Why I’m Scared of the Future of Education

Topics: Education Policy, Future of Learning

When I started at KnowledgeWorks almost a year ago, “strategic foresight” was a new concept to me. I had seen the KnowledgeWorks future forecast and thought through what the future of learning could look like, but my understanding of “forecasting” was limited to the Weather Channel telling me whether it was supposed to rain.

In May, I had the opportunity to learn more about strategic foresight when I took a leap out of my comfort zone and attended the Institute for the Future’s 2015 Ten Year Forecast Retreat. I’ve sat through plenty of conferences discussing how to tweak our education system to push it toward improvement, so trying to wrap my head around the education implications of Application Program Interface (API), block chain, and the seven economies that give structure to our world was mind-bending to say the least.

As much as I wish I could write a clear piece on how the corporate, consumer, creative, collaborative, civic, criminal, and crypto economies are going to be shaping education in 10 years, I still haven’t really wrapped my head around what those words even mean.

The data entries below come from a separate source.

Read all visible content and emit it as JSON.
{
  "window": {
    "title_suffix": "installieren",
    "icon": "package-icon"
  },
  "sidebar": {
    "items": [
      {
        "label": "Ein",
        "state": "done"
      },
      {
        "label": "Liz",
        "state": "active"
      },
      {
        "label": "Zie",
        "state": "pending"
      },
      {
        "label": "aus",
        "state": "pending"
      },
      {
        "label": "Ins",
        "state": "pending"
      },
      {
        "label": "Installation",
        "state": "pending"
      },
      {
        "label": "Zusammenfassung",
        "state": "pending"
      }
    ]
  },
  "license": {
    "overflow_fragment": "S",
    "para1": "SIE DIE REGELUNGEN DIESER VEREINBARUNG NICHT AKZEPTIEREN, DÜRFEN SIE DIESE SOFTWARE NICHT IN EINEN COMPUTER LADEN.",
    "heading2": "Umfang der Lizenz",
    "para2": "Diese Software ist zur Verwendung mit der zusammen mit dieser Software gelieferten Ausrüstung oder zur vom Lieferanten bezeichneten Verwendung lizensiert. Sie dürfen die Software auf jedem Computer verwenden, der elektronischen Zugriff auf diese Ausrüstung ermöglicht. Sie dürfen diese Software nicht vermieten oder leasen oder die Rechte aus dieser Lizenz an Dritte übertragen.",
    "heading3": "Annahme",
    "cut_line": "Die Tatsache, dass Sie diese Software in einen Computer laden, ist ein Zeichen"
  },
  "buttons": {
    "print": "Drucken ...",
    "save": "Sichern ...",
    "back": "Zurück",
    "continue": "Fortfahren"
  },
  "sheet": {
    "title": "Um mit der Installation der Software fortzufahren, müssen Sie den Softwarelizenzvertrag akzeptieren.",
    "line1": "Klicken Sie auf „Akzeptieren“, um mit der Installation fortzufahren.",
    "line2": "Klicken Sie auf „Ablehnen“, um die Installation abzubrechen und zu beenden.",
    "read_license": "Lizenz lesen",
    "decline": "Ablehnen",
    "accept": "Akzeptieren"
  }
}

I highly recommend looking to Katherine Prince’s reflections for deeper insight on the educational implications.

Along with major brain overload, I left the retreat with a revelation that I can fully comprehend and that I hope all involved in education and policy will start to take note of, as well.

First of all, our world is advancing very quickly, and while that can sound a little scary, that kind of fear is misdirected. The real scary idea is that our system of education – and the politics surrounding it – is not innovating even close to quickly enough to keep up with the reality of today, let alone the reality of 2025.

A lot has changed in the education world since 2005, regardless of whether or not we see it when we walk into a classroom. Most, if not all, of the students have always known smart phones, the internet, and social media and probably never had to use those things called Encyclopedias on research papers. There are innovative programs and schools that have popped up in the last 10 years that keep up with the reality of what it means to be prepared for tomorrow’s careers. Students are encouraged to focus on STEM classes to be competitive in the job market.

However, when I flash back to my time in high school, compared to my recent teaching experiences, I don’t see those changes in the education system.

When I walked into my first kindergarten class, an overhead projector was the most advanced piece of technology students could interact with (and by interact with, I mean look at). Students were leaving that K-8 school for high school without knowing how to type, let alone use the internet for research. Sure, my students were learning math and reading, but so were students in the 80s. Technology, progress, and future education’s potential weren’t even an option for my students.

And while there are future-ready schools that are willing to break from tradition to push children’s potential, they are often only available to students from well-off families. Game-changing innovation is happening and technology is advancing exponentially, but for the most part, it is reserved for the privileged and wealthy. Schools similar to the one where I taught are sliding farther and farther from the cusp of innovation.

I’m left frustrated with the system that too many students are being pushed through. As long as education conversations are dominated by the constant fights over the same controversial topics, we stall progress in public education, and the wealthy are able to race ahead with students prepared for the jobs of the future. Without the education community’s investment in the drastic transformation required to prepare all students for the future, education in 2025 looks devastatingly inequitable.

My experience at the IFTF retreat grounded me in the fact that my work in education is not about responding to the squeaky wheel, helping the rich get richer, or creating more stability for those with power. This work has to be about addressing the desperate reality that if our system doesn’t change soon, this country will continue find that the gap between the haves and have-nots will continue to grow until it is insurmountable.